LISTED ENTRIES: Begin

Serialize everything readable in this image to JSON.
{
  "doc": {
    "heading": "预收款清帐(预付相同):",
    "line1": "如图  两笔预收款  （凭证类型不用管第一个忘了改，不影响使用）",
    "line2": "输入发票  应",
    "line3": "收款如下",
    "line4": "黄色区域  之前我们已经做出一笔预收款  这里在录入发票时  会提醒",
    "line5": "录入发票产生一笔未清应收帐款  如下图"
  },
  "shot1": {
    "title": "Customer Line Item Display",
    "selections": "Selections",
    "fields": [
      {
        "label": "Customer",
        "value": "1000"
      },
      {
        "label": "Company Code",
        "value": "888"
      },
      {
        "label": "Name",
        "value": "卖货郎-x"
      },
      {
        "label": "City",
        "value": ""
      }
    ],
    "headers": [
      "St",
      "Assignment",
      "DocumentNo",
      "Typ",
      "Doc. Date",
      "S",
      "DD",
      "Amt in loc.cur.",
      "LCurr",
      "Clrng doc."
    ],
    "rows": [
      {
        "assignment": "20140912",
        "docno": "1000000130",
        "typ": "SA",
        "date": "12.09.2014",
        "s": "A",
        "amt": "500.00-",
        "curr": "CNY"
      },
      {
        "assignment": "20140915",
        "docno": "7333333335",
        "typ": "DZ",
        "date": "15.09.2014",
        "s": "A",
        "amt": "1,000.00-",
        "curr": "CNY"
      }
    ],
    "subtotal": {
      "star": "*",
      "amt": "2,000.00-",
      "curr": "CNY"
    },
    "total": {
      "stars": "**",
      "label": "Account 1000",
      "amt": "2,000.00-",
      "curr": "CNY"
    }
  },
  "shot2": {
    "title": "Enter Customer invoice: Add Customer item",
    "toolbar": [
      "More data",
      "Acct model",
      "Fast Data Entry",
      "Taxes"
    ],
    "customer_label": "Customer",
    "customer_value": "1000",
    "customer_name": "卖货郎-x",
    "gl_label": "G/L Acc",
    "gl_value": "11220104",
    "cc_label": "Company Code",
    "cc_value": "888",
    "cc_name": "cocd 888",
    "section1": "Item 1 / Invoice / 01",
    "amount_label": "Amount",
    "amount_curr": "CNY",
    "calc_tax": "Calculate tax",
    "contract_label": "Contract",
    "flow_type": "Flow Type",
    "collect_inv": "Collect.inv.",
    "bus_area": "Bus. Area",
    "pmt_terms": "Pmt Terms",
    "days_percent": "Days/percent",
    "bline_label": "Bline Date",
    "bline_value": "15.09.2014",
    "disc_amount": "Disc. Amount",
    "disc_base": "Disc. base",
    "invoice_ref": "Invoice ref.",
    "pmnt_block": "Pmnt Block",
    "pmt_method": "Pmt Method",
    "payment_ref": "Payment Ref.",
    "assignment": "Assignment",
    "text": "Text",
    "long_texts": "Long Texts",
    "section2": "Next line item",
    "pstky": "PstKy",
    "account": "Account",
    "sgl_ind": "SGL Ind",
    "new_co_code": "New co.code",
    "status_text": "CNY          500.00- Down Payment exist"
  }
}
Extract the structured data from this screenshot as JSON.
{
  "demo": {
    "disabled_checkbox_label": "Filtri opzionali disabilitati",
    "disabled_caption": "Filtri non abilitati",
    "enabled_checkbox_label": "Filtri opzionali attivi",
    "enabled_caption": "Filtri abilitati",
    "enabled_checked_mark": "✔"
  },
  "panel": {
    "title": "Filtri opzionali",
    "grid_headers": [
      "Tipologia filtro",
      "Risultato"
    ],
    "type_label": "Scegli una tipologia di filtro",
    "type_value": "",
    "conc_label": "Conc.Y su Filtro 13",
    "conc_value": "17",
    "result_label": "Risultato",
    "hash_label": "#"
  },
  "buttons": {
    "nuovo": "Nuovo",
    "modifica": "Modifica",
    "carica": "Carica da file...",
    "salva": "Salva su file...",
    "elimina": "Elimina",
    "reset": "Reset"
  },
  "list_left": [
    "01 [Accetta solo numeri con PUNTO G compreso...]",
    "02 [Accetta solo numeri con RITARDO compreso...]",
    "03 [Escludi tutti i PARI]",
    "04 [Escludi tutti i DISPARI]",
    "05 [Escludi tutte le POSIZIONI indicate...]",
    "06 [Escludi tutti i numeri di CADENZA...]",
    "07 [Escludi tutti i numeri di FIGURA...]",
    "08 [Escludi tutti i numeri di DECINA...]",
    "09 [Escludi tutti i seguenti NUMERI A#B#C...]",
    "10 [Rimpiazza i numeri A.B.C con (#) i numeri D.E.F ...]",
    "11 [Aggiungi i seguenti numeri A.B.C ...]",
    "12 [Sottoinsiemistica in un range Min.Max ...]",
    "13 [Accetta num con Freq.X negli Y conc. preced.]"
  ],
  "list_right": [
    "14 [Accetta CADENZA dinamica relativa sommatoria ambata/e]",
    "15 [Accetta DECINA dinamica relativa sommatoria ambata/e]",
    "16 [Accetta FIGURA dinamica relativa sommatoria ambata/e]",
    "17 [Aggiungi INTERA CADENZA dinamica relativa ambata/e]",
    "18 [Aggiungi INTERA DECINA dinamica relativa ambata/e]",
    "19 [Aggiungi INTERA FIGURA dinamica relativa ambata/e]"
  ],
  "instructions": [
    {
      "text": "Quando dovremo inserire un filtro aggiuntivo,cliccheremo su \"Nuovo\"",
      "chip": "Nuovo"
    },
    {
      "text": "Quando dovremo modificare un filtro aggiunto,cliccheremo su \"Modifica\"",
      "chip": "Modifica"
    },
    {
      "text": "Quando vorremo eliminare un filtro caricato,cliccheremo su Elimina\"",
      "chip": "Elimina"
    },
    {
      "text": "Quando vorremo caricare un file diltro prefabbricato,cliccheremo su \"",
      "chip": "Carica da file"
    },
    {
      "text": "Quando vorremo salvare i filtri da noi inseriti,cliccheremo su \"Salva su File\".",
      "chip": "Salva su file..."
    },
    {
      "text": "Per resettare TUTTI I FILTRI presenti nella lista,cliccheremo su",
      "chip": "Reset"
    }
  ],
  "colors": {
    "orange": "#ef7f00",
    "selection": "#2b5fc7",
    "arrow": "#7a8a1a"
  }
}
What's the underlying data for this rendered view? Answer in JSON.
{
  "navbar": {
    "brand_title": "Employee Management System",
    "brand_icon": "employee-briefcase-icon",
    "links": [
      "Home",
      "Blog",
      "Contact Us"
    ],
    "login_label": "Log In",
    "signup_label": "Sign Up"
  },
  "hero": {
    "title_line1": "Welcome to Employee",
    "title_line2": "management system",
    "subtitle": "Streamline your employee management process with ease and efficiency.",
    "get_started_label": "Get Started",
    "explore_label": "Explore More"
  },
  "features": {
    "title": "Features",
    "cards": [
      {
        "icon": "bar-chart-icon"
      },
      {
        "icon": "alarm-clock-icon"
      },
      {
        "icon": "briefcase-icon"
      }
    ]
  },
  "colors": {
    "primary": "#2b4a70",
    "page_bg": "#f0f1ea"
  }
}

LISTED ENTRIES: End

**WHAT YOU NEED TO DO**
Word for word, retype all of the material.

**REPLY TO THE TASK**
Serialize everything readable in this image to JSON.
{
  "doc": {
    "heading": "预收款清帐(预付相同):",
    "line1": "如图  两笔预收款  （凭证类型不用管第一个忘了改，不影响使用）",
    "line2": "输入发票  应",
    "line3": "收款如下",
    "line4": "黄色区域  之前我们已经做出一笔预收款  这里在录入发票时  会提醒",
    "line5": "录入发票产生一笔未清应收帐款  如下图"
  },
  "shot1": {
    "title": "Customer Line Item Display",
    "selections": "Selections",
    "fields": [
      {
        "label": "Customer",
        "value": "1000"
      },
      {
        "label": "Company Code",
        "value": "888"
      },
      {
        "label": "Name",
        "value": "卖货郎-x"
      },
      {
        "label": "City",
        "value": ""
      }
    ],
    "headers": [
      "St",
      "Assignment",
      "DocumentNo",
      "Typ",
      "Doc. Date",
      "S",
      "DD",
      "Amt in loc.cur.",
      "LCurr",
      "Clrng doc."
    ],
    "rows": [
      {
        "assignment": "20140912",
        "docno": "1000000130",
        "typ": "SA",
        "date": "12.09.2014",
        "s": "A",
        "amt": "500.00-",
        "curr": "CNY"
      },
      {
        "assignment": "20140915",
        "docno": "7333333335",
        "typ": "DZ",
        "date": "15.09.2014",
        "s": "A",
        "amt": "1,000.00-",
        "curr": "CNY"
      }
    ],
    "subtotal": {
      "star": "*",
      "amt": "2,000.00-",
      "curr": "CNY"
    },
    "total": {
      "stars": "**",
      "label": "Account 1000",
      "amt": "2,000.00-",
      "curr": "CNY"
    }
  },
  "shot2": {
    "title": "Enter Customer invoice: Add Customer item",
    "toolbar": [
      "More data",
      "Acct model",
      "Fast Data Entry",
      "Taxes"
    ],
    "customer_label": "Customer",
    "customer_value": "1000",
    "customer_name": "卖货郎-x",
    "gl_label": "G/L Acc",
    "gl_value": "11220104",
    "cc_label": "Company Code",
    "cc_value": "888",
    "cc_name": "cocd 888",
    "section1": "Item 1 / Invoice / 01",
    "amount_label": "Amount",
    "amount_curr": "CNY",
    "calc_tax": "Calculate tax",
    "contract_label": "Contract",
    "flow_type": "Flow Type",
    "collect_inv": "Collect.inv.",
    "bus_area": "Bus. Area",
    "pmt_terms": "Pmt Terms",
    "days_percent": "Days/percent",
    "bline_label": "Bline Date",
    "bline_value": "15.09.2014",
    "disc_amount": "Disc. Amount",
    "disc_base": "Disc. base",
    "invoice_ref": "Invoice ref.",
    "pmnt_block": "Pmnt Block",
    "pmt_method": "Pmt Method",
    "payment_ref": "Payment Ref.",
    "assignment": "Assignment",
    "text": "Text",
    "long_texts": "Long Texts",
    "section2": "Next line item",
    "pstky": "PstKy",
    "account": "Account",
    "sgl_ind": "SGL Ind",
    "new_co_code": "New co.code",
    "status_text": "CNY          500.00- Down Payment exist"
  }
}
Extract the structured data from this screenshot as JSON.
{
  "demo": {
    "disabled_checkbox_label": "Filtri opzionali disabilitati",
    "disabled_caption": "Filtri non abilitati",
    "enabled_checkbox_label": "Filtri opzionali attivi",
    "enabled_caption": "Filtri abilitati",
    "enabled_checked_mark": "✔"
  },
  "panel": {
    "title": "Filtri opzionali",
    "grid_headers": [
      "Tipologia filtro",
      "Risultato"
    ],
    "type_label": "Scegli una tipologia di filtro",
    "type_value": "",
    "conc_label": "Conc.Y su Filtro 13",
    "conc_value": "17",
    "result_label": "Risultato",
    "hash_label": "#"
  },
  "buttons": {
    "nuovo": "Nuovo",
    "modifica": "Modifica",
    "carica": "Carica da file...",
    "salva": "Salva su file...",
    "elimina": "Elimina",
    "reset": "Reset"
  },
  "list_left": [
    "01 [Accetta solo numeri con PUNTO G compreso...]",
    "02 [Accetta solo numeri con RITARDO compreso...]",
    "03 [Escludi tutti i PARI]",
    "04 [Escludi tutti i DISPARI]",
    "05 [Escludi tutte le POSIZIONI indicate...]",
    "06 [Escludi tutti i numeri di CADENZA...]",
    "07 [Escludi tutti i numeri di FIGURA...]",
    "08 [Escludi tutti i numeri di DECINA...]",
    "09 [Escludi tutti i seguenti NUMERI A#B#C...]",
    "10 [Rimpiazza i numeri A.B.C con (#) i numeri D.E.F ...]",
    "11 [Aggiungi i seguenti numeri A.B.C ...]",
    "12 [Sottoinsiemistica in un range Min.Max ...]",
    "13 [Accetta num con Freq.X negli Y conc. preced.]"
  ],
  "list_right": [
    "14 [Accetta CADENZA dinamica relativa sommatoria ambata/e]",
    "15 [Accetta DECINA dinamica relativa sommatoria ambata/e]",
    "16 [Accetta FIGURA dinamica relativa sommatoria ambata/e]",
    "17 [Aggiungi INTERA CADENZA dinamica relativa ambata/e]",
    "18 [Aggiungi INTERA DECINA dinamica relativa ambata/e]",
    "19 [Aggiungi INTERA FIGURA dinamica relativa ambata/e]"
  ],
  "instructions": [
    {
      "text": "Quando dovremo inserire un filtro aggiuntivo,cliccheremo su \"Nuovo\"",
      "chip": "Nuovo"
    },
    {
      "text": "Quando dovremo modificare un filtro aggiunto,cliccheremo su \"Modifica\"",
      "chip": "Modifica"
    },
    {
      "text": "Quando vorremo eliminare un filtro caricato,cliccheremo su Elimina\"",
      "chip": "Elimina"
    },
    {
      "text": "Quando vorremo caricare un file diltro prefabbricato,cliccheremo su \"",
      "chip": "Carica da file"
    },
    {
      "text": "Quando vorremo salvare i filtri da noi inseriti,cliccheremo su \"Salva su File\".",
      "chip": "Salva su file..."
    },
    {
      "text": "Per resettare TUTTI I FILTRI presenti nella lista,cliccheremo su",
      "chip": "Reset"
    }
  ],
  "colors": {
    "orange": "#ef7f00",
    "selection": "#2b5fc7",
    "arrow": "#7a8a1a"
  }
}
What's the underlying data for this rendered view? Answer in JSON.
{
  "navbar": {
    "brand_title": "Employee Management System",
    "brand_icon": "employee-briefcase-icon",
    "links": [
      "Home",
      "Blog",
      "Contact Us"
    ],
    "login_label": "Log In",
    "signup_label": "Sign Up"
  },
  "hero": {
    "title_line1": "Welcome to Employee",
    "title_line2": "management system",
    "subtitle": "Streamline your employee management process with ease and efficiency.",
    "get_started_label": "Get Started",
    "explore_label": "Explore More"
  },
  "features": {
    "title": "Features",
    "cards": [
      {
        "icon": "bar-chart-icon"
      },
      {
        "icon": "alarm-clock-icon"
      },
      {
        "icon": "briefcase-icon"
      }
    ]
  },
  "colors": {
    "primary": "#2b4a70",
    "page_bg": "#f0f1ea"
  }
}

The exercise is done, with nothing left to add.